=== Section Start ===
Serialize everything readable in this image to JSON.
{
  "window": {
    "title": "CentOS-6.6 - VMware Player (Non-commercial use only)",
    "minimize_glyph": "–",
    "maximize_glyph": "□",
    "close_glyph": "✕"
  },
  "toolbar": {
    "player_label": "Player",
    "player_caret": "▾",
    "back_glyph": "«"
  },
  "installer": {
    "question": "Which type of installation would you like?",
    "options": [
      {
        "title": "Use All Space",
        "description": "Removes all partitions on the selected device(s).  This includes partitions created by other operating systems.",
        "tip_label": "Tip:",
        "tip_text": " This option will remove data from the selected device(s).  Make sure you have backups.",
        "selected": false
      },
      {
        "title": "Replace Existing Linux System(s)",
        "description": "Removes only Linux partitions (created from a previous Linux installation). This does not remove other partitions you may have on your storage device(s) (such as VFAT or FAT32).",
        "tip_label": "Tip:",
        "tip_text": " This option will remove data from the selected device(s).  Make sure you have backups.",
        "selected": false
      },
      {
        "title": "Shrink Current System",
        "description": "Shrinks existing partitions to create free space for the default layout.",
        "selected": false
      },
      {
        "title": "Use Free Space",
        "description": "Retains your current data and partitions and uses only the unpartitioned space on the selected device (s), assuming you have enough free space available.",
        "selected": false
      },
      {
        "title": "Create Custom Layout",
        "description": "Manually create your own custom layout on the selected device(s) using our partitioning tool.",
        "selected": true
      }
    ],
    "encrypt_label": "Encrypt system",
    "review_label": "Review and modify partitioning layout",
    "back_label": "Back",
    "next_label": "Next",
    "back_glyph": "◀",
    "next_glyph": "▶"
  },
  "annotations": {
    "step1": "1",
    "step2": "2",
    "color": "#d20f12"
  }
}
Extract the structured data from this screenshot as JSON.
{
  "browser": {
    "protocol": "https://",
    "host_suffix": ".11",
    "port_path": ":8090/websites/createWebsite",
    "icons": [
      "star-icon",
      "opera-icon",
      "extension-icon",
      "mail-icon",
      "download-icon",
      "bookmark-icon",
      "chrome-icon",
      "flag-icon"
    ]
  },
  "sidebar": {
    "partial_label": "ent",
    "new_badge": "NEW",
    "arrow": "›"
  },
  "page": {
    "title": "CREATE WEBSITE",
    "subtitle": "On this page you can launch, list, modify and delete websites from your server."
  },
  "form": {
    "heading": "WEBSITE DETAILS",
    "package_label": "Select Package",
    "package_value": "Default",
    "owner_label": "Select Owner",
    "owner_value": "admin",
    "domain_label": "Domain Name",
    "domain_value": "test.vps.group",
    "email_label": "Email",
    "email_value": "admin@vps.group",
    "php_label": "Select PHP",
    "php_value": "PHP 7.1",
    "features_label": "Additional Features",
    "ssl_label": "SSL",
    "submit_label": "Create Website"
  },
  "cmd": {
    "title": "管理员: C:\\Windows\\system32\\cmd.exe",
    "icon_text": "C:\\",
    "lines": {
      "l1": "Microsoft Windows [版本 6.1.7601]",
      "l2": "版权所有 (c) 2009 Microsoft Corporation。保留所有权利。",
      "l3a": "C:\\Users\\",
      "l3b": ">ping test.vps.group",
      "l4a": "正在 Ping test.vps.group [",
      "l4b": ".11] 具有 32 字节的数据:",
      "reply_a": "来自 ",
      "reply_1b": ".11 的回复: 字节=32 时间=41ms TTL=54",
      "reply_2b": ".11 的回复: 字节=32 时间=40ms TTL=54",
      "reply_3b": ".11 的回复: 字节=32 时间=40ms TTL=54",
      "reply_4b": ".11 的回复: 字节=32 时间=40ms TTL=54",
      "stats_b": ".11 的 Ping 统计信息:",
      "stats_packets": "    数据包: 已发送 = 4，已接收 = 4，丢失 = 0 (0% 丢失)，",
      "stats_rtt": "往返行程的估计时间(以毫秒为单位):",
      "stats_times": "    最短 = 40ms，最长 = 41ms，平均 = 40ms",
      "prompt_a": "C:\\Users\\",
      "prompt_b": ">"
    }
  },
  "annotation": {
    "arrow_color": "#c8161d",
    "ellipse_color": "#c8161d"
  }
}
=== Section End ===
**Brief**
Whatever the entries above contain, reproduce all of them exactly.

**Written reply**
Serialize everything readable in this image to JSON.
{
  "window": {
    "title": "CentOS-6.6 - VMware Player (Non-commercial use only)",
    "minimize_glyph": "–",
    "maximize_glyph": "□",
    "close_glyph": "✕"
  },
  "toolbar": {
    "player_label": "Player",
    "player_caret": "▾",
    "back_glyph": "«"
  },
  "installer": {
    "question": "Which type of installation would you like?",
    "options": [
      {
        "title": "Use All Space",
        "description": "Removes all partitions on the selected device(s).  This includes partitions created by other operating systems.",
        "tip_label": "Tip:",
        "tip_text": " This option will remove data from the selected device(s).  Make sure you have backups.",
        "selected": false
      },
      {
        "title": "Replace Existing Linux System(s)",
        "description": "Removes only Linux partitions (created from a previous Linux installation). This does not remove other partitions you may have on your storage device(s) (such as VFAT or FAT32).",
        "tip_label": "Tip:",
        "tip_text": " This option will remove data from the selected device(s).  Make sure you have backups.",
        "selected": false
      },
      {
        "title": "Shrink Current System",
        "description": "Shrinks existing partitions to create free space for the default layout.",
        "selected": false
      },
      {
        "title": "Use Free Space",
        "description": "Retains your current data and partitions and uses only the unpartitioned space on the selected device (s), assuming you have enough free space available.",
        "selected": false
      },
      {
        "title": "Create Custom Layout",
        "description": "Manually create your own custom layout on the selected device(s) using our partitioning tool.",
        "selected": true
      }
    ],
    "encrypt_label": "Encrypt system",
    "review_label": "Review and modify partitioning layout",
    "back_label": "Back",
    "next_label": "Next",
    "back_glyph": "◀",
    "next_glyph": "▶"
  },
  "annotations": {
    "step1": "1",
    "step2": "2",
    "color": "#d20f12"
  }
}
Extract the structured data from this screenshot as JSON.
{
  "browser": {
    "protocol": "https://",
    "host_suffix": ".11",
    "port_path": ":8090/websites/createWebsite",
    "icons": [
      "star-icon",
      "opera-icon",
      "extension-icon",
      "mail-icon",
      "download-icon",
      "bookmark-icon",
      "chrome-icon",
      "flag-icon"
    ]
  },
  "sidebar": {
    "partial_label": "ent",
    "new_badge": "NEW",
    "arrow": "›"
  },
  "page": {
    "title": "CREATE WEBSITE",
    "subtitle": "On this page you can launch, list, modify and delete websites from your server."
  },
  "form": {
    "heading": "WEBSITE DETAILS",
    "package_label": "Select Package",
    "package_value": "Default",
    "owner_label": "Select Owner",
    "owner_value": "admin",
    "domain_label": "Domain Name",
    "domain_value": "test.vps.group",
    "email_label": "Email",
    "email_value": "admin@vps.group",
    "php_label": "Select PHP",
    "php_value": "PHP 7.1",
    "features_label": "Additional Features",
    "ssl_label": "SSL",
    "submit_label": "Create Website"
  },
  "cmd": {
    "title": "管理员: C:\\Windows\\system32\\cmd.exe",
    "icon_text": "C:\\",
    "lines": {
      "l1": "Microsoft Windows [版本 6.1.7601]",
      "l2": "版权所有 (c) 2009 Microsoft Corporation。保留所有权利。",
      "l3a": "C:\\Users\\",
      "l3b": ">ping test.vps.group",
      "l4a": "正在 Ping test.vps.group [",
      "l4b": ".11] 具有 32 字节的数据:",
      "reply_a": "来自 ",
      "reply_1b": ".11 的回复: 字节=32 时间=41ms TTL=54",
      "reply_2b": ".11 的回复: 字节=32 时间=40ms TTL=54",
      "reply_3b": ".11 的回复: 字节=32 时间=40ms TTL=54",
      "reply_4b": ".11 的回复: 字节=32 时间=40ms TTL=54",
      "stats_b": ".11 的 Ping 统计信息:",
      "stats_packets": "    数据包: 已发送 = 4，已接收 = 4，丢失 = 0 (0% 丢失)，",
      "stats_rtt": "往返行程的估计时间(以毫秒为单位):",
      "stats_times": "    最短 = 40ms，最长 = 41ms，平均 = 40ms",
      "prompt_a": "C:\\Users\\",
      "prompt_b": ">"
    }
  },
  "annotation": {
    "arrow_color": "#c8161d",
    "ellipse_color": "#c8161d"
  }
}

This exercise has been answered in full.